### What to work on
From the first line to the last, write out the data below exactly.
══════
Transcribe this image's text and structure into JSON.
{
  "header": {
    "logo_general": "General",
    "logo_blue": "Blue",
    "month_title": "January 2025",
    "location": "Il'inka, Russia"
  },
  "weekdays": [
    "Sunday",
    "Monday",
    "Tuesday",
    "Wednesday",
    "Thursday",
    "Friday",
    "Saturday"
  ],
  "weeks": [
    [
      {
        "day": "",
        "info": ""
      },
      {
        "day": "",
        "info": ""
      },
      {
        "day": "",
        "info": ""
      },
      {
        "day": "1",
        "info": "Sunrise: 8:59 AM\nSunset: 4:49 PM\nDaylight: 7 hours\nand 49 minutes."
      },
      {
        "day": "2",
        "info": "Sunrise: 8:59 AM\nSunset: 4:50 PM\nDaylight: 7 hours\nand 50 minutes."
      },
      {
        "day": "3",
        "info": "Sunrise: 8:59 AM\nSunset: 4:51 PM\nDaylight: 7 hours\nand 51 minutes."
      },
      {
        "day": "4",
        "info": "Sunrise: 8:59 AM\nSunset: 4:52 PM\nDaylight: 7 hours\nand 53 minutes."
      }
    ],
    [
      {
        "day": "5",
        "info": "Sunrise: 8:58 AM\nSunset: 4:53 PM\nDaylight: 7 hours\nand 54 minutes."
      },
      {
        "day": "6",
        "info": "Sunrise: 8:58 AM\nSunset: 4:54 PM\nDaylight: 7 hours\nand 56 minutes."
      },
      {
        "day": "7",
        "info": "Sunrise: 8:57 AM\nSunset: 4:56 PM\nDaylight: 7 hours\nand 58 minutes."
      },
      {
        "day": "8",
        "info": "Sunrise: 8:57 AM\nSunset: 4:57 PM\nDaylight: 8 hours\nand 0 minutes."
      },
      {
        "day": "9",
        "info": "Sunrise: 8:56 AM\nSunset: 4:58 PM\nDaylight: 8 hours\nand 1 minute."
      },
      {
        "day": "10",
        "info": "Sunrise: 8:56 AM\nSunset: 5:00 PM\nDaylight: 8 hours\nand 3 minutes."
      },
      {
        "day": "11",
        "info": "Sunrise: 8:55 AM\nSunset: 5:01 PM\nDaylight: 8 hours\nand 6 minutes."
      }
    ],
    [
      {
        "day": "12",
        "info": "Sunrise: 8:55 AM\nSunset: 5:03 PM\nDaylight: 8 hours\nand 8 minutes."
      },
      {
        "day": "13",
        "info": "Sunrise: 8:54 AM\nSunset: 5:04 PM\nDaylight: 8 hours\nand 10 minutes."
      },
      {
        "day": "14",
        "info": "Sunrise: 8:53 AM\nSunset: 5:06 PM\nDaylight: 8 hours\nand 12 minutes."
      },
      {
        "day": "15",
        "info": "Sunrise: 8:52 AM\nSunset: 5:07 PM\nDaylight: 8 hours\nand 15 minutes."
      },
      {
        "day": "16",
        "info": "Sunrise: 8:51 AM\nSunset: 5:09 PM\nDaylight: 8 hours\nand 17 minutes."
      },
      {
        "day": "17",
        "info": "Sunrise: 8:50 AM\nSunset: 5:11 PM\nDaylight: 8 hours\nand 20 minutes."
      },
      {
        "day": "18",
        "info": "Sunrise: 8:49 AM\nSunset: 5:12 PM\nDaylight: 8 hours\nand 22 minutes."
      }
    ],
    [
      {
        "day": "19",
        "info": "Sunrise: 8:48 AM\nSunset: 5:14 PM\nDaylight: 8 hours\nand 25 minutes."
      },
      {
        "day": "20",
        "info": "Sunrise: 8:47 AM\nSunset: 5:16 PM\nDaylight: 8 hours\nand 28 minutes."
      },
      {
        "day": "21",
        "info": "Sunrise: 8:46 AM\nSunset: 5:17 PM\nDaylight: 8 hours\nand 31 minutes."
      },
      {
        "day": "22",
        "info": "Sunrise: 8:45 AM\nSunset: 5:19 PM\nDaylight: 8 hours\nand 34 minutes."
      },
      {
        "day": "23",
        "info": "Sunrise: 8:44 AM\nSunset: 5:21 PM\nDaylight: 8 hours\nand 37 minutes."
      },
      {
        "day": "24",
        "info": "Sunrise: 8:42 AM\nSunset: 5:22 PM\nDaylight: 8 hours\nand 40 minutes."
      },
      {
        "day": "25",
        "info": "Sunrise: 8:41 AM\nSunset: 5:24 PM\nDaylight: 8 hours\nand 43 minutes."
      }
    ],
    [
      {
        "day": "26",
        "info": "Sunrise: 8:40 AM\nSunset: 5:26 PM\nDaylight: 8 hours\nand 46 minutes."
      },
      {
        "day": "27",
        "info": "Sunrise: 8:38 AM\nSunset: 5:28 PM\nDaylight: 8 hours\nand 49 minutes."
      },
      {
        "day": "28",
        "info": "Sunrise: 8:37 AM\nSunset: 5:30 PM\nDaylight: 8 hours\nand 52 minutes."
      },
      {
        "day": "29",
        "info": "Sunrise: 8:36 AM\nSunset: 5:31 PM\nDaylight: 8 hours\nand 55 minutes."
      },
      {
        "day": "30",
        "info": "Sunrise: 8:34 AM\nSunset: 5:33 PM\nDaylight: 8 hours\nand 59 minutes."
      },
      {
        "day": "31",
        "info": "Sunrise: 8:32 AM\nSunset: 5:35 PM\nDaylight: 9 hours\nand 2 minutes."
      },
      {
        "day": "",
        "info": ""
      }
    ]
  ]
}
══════
### Exercise result
Transcribe this image's text and structure into JSON.
{
  "header": {
    "logo_general": "General",
    "logo_blue": "Blue",
    "month_title": "January 2025",
    "location": "Il'inka, Russia"
  },
  "weekdays": [
    "Sunday",
    "Monday",
    "Tuesday",
    "Wednesday",
    "Thursday",
    "Friday",
    "Saturday"
  ],
  "weeks": [
    [
      {
        "day": "",
        "info": ""
      },
      {
        "day": "",
        "info": ""
      },
      {
        "day": "",
        "info": ""
      },
      {
        "day": "1",
        "info": "Sunrise: 8:59 AM\nSunset: 4:49 PM\nDaylight: 7 hours\nand 49 minutes."
      },
      {
        "day": "2",
        "info": "Sunrise: 8:59 AM\nSunset: 4:50 PM\nDaylight: 7 hours\nand 50 minutes."
      },
      {
        "day": "3",
        "info": "Sunrise: 8:59 AM\nSunset: 4:51 PM\nDaylight: 7 hours\nand 51 minutes."
      },
      {
        "day": "4",
        "info": "Sunrise: 8:59 AM\nSunset: 4:52 PM\nDaylight: 7 hours\nand 53 minutes."
      }
    ],
    [
      {
        "day": "5",
        "info": "Sunrise: 8:58 AM\nSunset: 4:53 PM\nDaylight: 7 hours\nand 54 minutes."
      },
      {
        "day": "6",
        "info": "Sunrise: 8:58 AM\nSunset: 4:54 PM\nDaylight: 7 hours\nand 56 minutes."
      },
      {
        "day": "7",
        "info": "Sunrise: 8:57 AM\nSunset: 4:56 PM\nDaylight: 7 hours\nand 58 minutes."
      },
      {
        "day": "8",
        "info": "Sunrise: 8:57 AM\nSunset: 4:57 PM\nDaylight: 8 hours\nand 0 minutes."
      },
      {
        "day": "9",
        "info": "Sunrise: 8:56 AM\nSunset: 4:58 PM\nDaylight: 8 hours\nand 1 minute."
      },
      {
        "day": "10",
        "info": "Sunrise: 8:56 AM\nSunset: 5:00 PM\nDaylight: 8 hours\nand 3 minutes."
      },
      {
        "day": "11",
        "info": "Sunrise: 8:55 AM\nSunset: 5:01 PM\nDaylight: 8 hours\nand 6 minutes."
      }
    ],
    [
      {
        "day": "12",
        "info": "Sunrise: 8:55 AM\nSunset: 5:03 PM\nDaylight: 8 hours\nand 8 minutes."
      },
      {
        "day": "13",
        "info": "Sunrise: 8:54 AM\nSunset: 5:04 PM\nDaylight: 8 hours\nand 10 minutes."
      },
      {
        "day": "14",
        "info": "Sunrise: 8:53 AM\nSunset: 5:06 PM\nDaylight: 8 hours\nand 12 minutes."
      },
      {
        "day": "15",
        "info": "Sunrise: 8:52 AM\nSunset: 5:07 PM\nDaylight: 8 hours\nand 15 minutes."
      },
      {
        "day": "16",
        "info": "Sunrise: 8:51 AM\nSunset: 5:09 PM\nDaylight: 8 hours\nand 17 minutes."
      },
      {
        "day": "17",
        "info": "Sunrise: 8:50 AM\nSunset: 5:11 PM\nDaylight: 8 hours\nand 20 minutes."
      },
      {
        "day": "18",
        "info": "Sunrise: 8:49 AM\nSunset: 5:12 PM\nDaylight: 8 hours\nand 22 minutes."
      }
    ],
    [
      {
        "day": "19",
        "info": "Sunrise: 8:48 AM\nSunset: 5:14 PM\nDaylight: 8 hours\nand 25 minutes."
      },
      {
        "day": "20",
        "info": "Sunrise: 8:47 AM\nSunset: 5:16 PM\nDaylight: 8 hours\nand 28 minutes."
      },
      {
        "day": "21",
        "info": "Sunrise: 8:46 AM\nSunset: 5:17 PM\nDaylight: 8 hours\nand 31 minutes."
      },
      {
        "day": "22",
        "info": "Sunrise: 8:45 AM\nSunset: 5:19 PM\nDaylight: 8 hours\nand 34 minutes."
      },
      {
        "day": "23",
        "info": "Sunrise: 8:44 AM\nSunset: 5:21 PM\nDaylight: 8 hours\nand 37 minutes."
      },
      {
        "day": "24",
        "info": "Sunrise: 8:42 AM\nSunset: 5:22 PM\nDaylight: 8 hours\nand 40 minutes."
      },
      {
        "day": "25",
        "info": "Sunrise: 8:41 AM\nSunset: 5:24 PM\nDaylight: 8 hours\nand 43 minutes."
      }
    ],
    [
      {
        "day": "26",
        "info": "Sunrise: 8:40 AM\nSunset: 5:26 PM\nDaylight: 8 hours\nand 46 minutes."
      },
      {
        "day": "27",
        "info": "Sunrise: 8:38 AM\nSunset: 5:28 PM\nDaylight: 8 hours\nand 49 minutes."
      },
      {
        "day": "28",
        "info": "Sunrise: 8:37 AM\nSunset: 5:30 PM\nDaylight: 8 hours\nand 52 minutes."
      },
      {
        "day": "29",
        "info": "Sunrise: 8:36 AM\nSunset: 5:31 PM\nDaylight: 8 hours\nand 55 minutes."
      },
      {
        "day": "30",
        "info": "Sunrise: 8:34 AM\nSunset: 5:33 PM\nDaylight: 8 hours\nand 59 minutes."
      },
      {
        "day": "31",
        "info": "Sunrise: 8:32 AM\nSunset: 5:35 PM\nDaylight: 9 hours\nand 2 minutes."
      },
      {
        "day": "",
        "info": ""
      }
    ]
  ]
}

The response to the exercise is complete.